Life Is Strange: Before the Storm Episode 3 - Hell Is Empty Review

The final episode of Deck Nine’s interpretation of Life Is Strange reaches a conclusion that wasn’t overly satisfying nor particularly disappointing. That, I suppose, is reflective of my overall feelings about the game’s “middle of the road” vibes. I wanted to like this mini-prequel because of how hard I fell for DONTNOD’s time-bending episodic adventure. Ultimately, Before the Storm doesn’t offer many substantial revelations or shed new light on Arcadia Bay and Chloe Price. It’s not going to make you go back for another replay of Life Is Strange in search of a new meaning. What made Life Is Strange so fascinating was seeing how a young adult deals with a mysterious power given to her and how it affects other people’s lives. Without that mechanic, Before The Storm is a fairly straightforward story about a young teen growing up in a troubled household. As for Rachel Amber, it pains me to say that I found her more interesting as a MacGuffin more than anything else. Not that I want to diminish her trials and tribulations, it’s just that her disappearance did a better job of establishing the kind of person she was.

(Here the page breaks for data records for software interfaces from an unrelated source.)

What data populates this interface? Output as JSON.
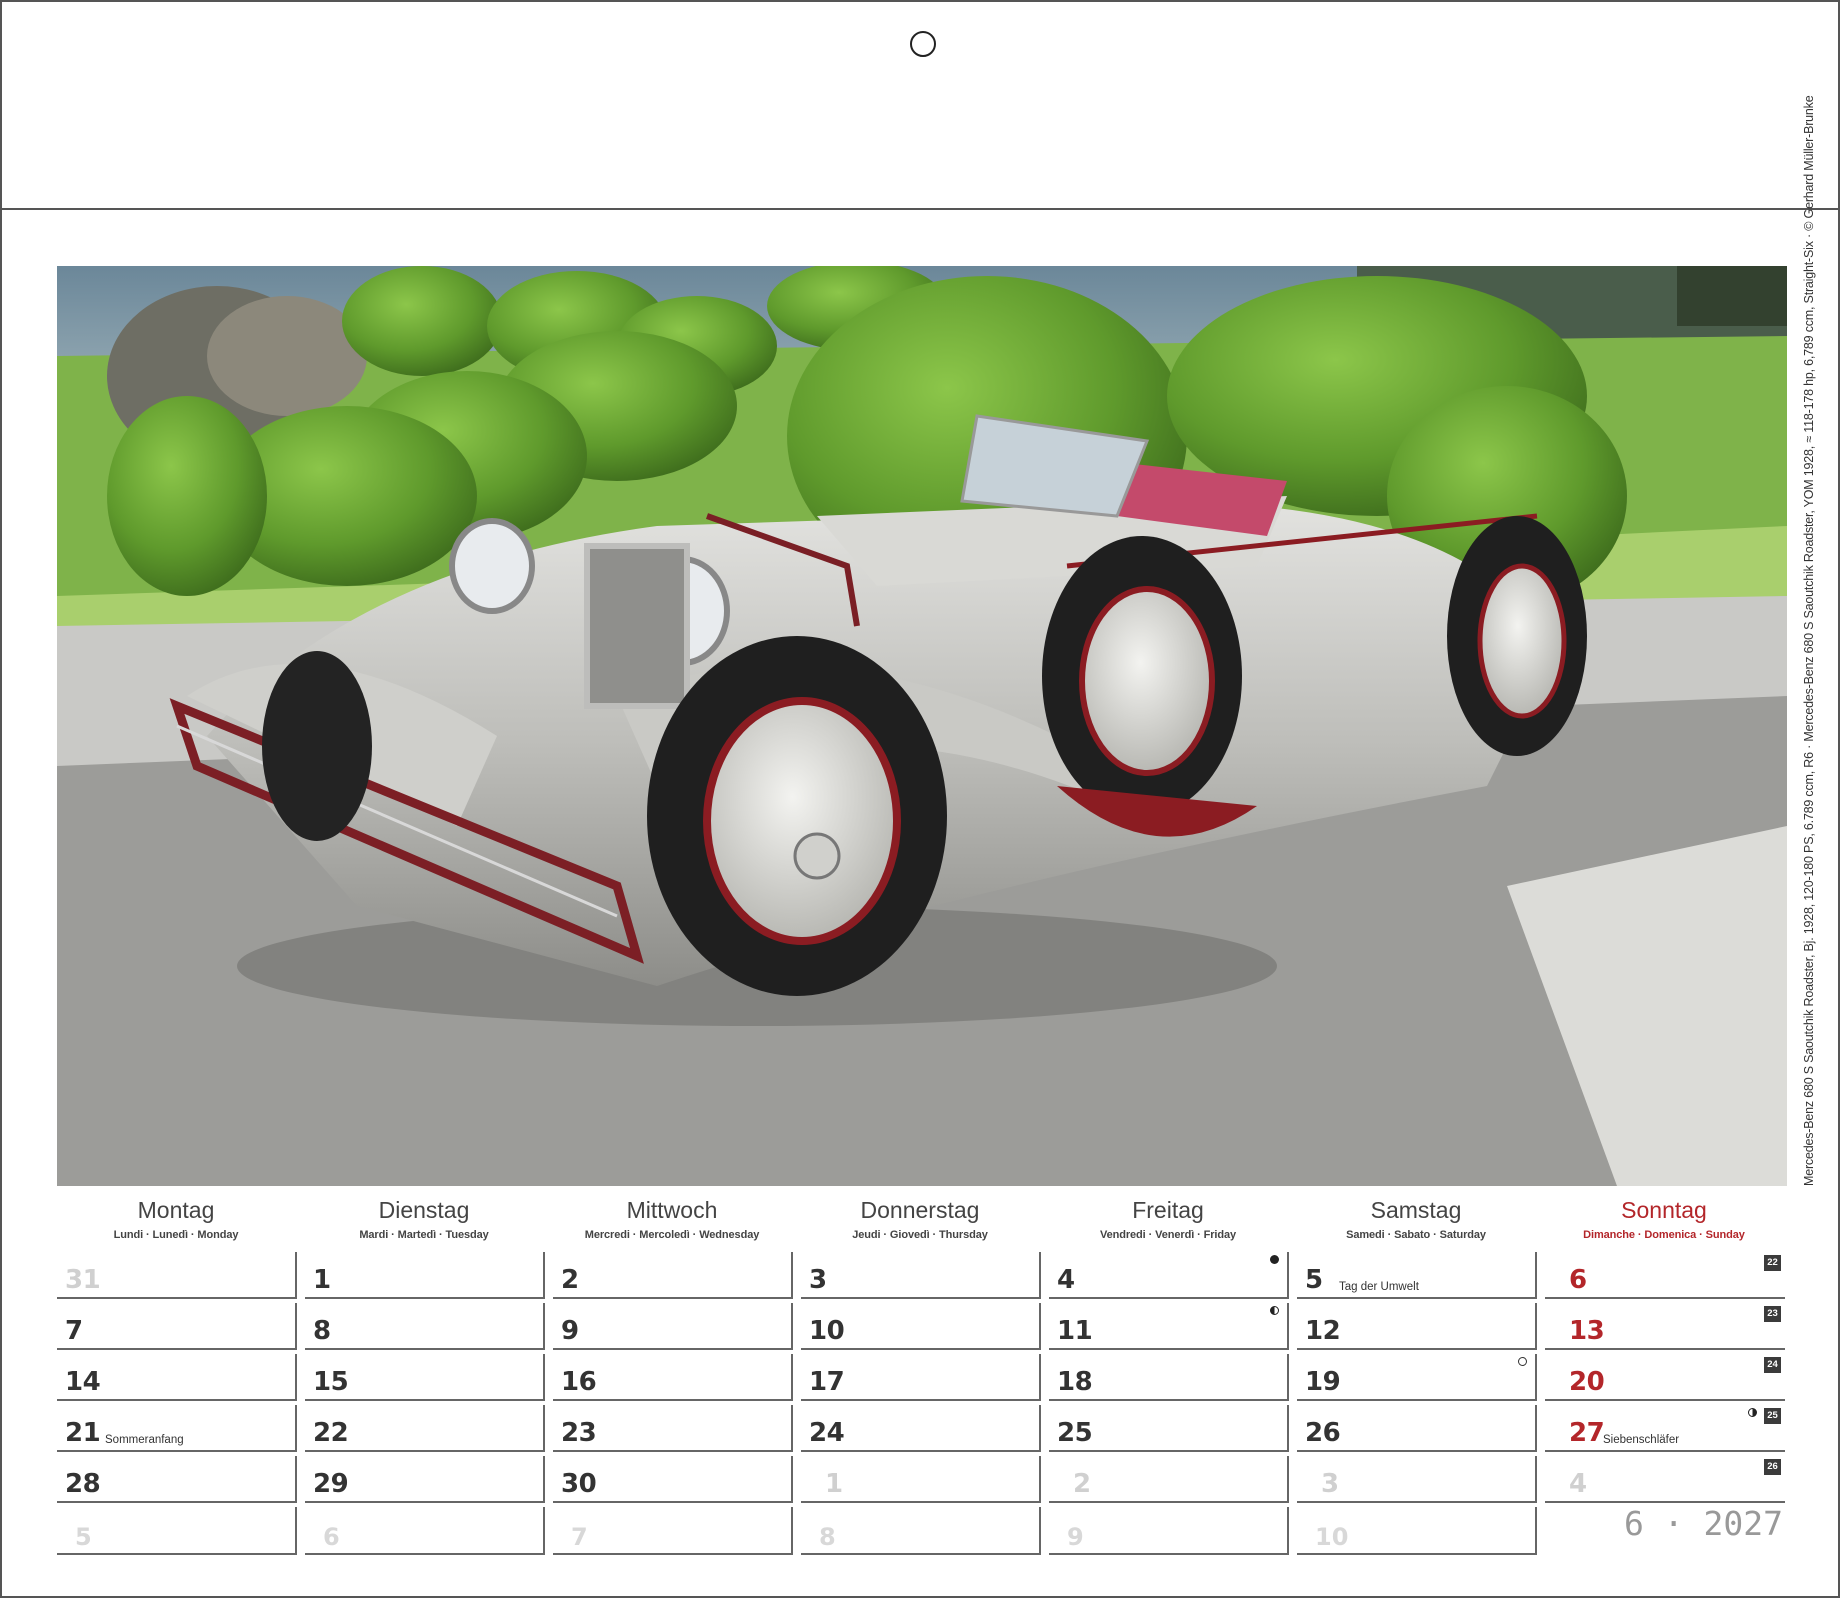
{
  "caption": "Mercedes-Benz 680 S Saoutchik Roadster, Bj. 1928, 120-180 PS, 6.789 ccm, R6 · Mercedes-Benz 680 S Saoutchik Roadster, YOM 1928, ≈ 118-178 hp, 6,789 ccm, Straight-Six · © Gerhard Müller-Brunke",
  "days": [
    {
      "name": "Montag",
      "sub": "Lundi · Lunedì · Monday"
    },
    {
      "name": "Dienstag",
      "sub": "Mardi · Martedì · Tuesday"
    },
    {
      "name": "Mittwoch",
      "sub": "Mercredi · Mercoledì · Wednesday"
    },
    {
      "name": "Donnerstag",
      "sub": "Jeudi · Giovedì · Thursday"
    },
    {
      "name": "Freitag",
      "sub": "Vendredi · Venerdì · Friday"
    },
    {
      "name": "Samstag",
      "sub": "Samedi · Sabato · Saturday"
    },
    {
      "name": "Sonntag",
      "sub": "Dimanche · Domenica · Sunday"
    }
  ],
  "weeks": [
    {
      "week": "22",
      "cells": [
        "31",
        "1",
        "2",
        "3",
        "4",
        "5",
        "6"
      ]
    },
    {
      "week": "23",
      "cells": [
        "7",
        "8",
        "9",
        "10",
        "11",
        "12",
        "13"
      ]
    },
    {
      "week": "24",
      "cells": [
        "14",
        "15",
        "16",
        "17",
        "18",
        "19",
        "20"
      ]
    },
    {
      "week": "25",
      "cells": [
        "21",
        "22",
        "23",
        "24",
        "25",
        "26",
        "27"
      ]
    },
    {
      "week": "26",
      "cells": [
        "28",
        "29",
        "30",
        "1",
        "2",
        "3",
        "4"
      ]
    }
  ],
  "overflow_row": [
    "5",
    "6",
    "7",
    "8",
    "9",
    "10"
  ],
  "notes": {
    "sat_5": "Tag der Umwelt",
    "mon_21": "Sommeranfang",
    "sun_27": "Siebenschläfer"
  },
  "month_label": "6 · 2027",
  "colors": {
    "sunday_red": "#b3262a",
    "week_badge": "#3b3b3b",
    "rule": "#666666"
  }
}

Hell Is Empty continues in the wake of an Amber family bombshell. In a twist worthy of a soap opera, Sera, the mysterious woman who Rachel caught kissing his father with during a secret rendezvous, is actually her birth mother. Her father James revealed that Sera was a bit of a wild child who eventually found herself involved with drugs. When Rachel was a baby, Sera was responsible for putting their daughter in danger via an ambiguous cutscene (is she OD'ing?) that led to James cutting Sera off completely, sending her money once a month in exchange for her silence and distance. But now she’s back, claiming to be clean and wanting to see her daughter. With the knowledge of her lineage in Rachel’s pocket, the episode focuses on Chloe’s work to facilitate a reunion between an estranged mother and daughter.

One of the central themes of the episode is the morality of lying. Hell Is Empty asks whether or not it is OK to lie in order to shield someone from painful truths. Is it right for James Amber to hide Sera from Rachel? Is it right for Chloe to lie about her meeting with Sera at the end of the game? Is it right for Chloe to lie to Eliot about... actually, we need to have a serious talk about Eliot.

Eliot is an ancillary student at Blackwell Academy whose presence is felt a few times in the game, either in person or over text messages. I never felt like I got to really know Eliot but his body language and speech pattern indicates that he has feelings for Chloe. Ultimately though, he is cast aside in favor of Rachel Amber, who Chloe has deep feelings for. Eliot's “barely there” status as a character makes things all the more bizarre when he suddenly shows up to confront Chloe in Rachel’s home (after following her). At this point, he turns into a whiny and dangerous asshole. This is jarring and confusing because up to this point, there was no reason to suspect that he would do something like angrily lock Chloe in a room with him. He even flirts with performing assault all in the name of “protecting” her. It’s a bizarre direction to take the character to and was one of the moments where I felt this game dropped the ball, narratively.


Getting back on track, Hell Is Empty challenges the player on whether or not they are willing to lie in order to spare someone else’s feelings. It’s easy to make this decision when you’re separated by the events that call for the choice, like watching a TV show you have no control over, but it’s different when you’re made responsible for the call. The last time I really anguished over a decision was the first season of The Walking Dead - and I’m not talking about giving Duck a high five. By the end of the game, Chloe (and the player) is given a huge burden and I found it a little unfair that a troubled teenager like Chloe is forced to make such a huge decision on her own.

Life Is Strange: Before The Storm has its moments but on the whole, it just didn’t do enough to capture my attention the way Life Is Strange did. Though easily a tumultuous period in her life, Chloe wasn’t as interesting as she was in the original game. The whole back talk mechanic isn’t an adequate replacement for Max’s time travel ability because I feel the consequences weren’t nearly as substantial. I might have liked the game better if you played as Rachel Amber instead so we could see how someone like her would end up hanging around Mr. Jefferson. The post-credit tag included at the end of the episode doesn’t do enough to bridge the gap and feels more like an afterthought. At three episodes and little payoff, I would have liked Life Is Strange: Before The Storm a lot more if it were more detached from DONTNOD’s narrative.

Librarian by day, Darkstation review editor by night. I've been playing video games since the days of the Commodore 64 and I have no interest in stopping now that I've made it this far.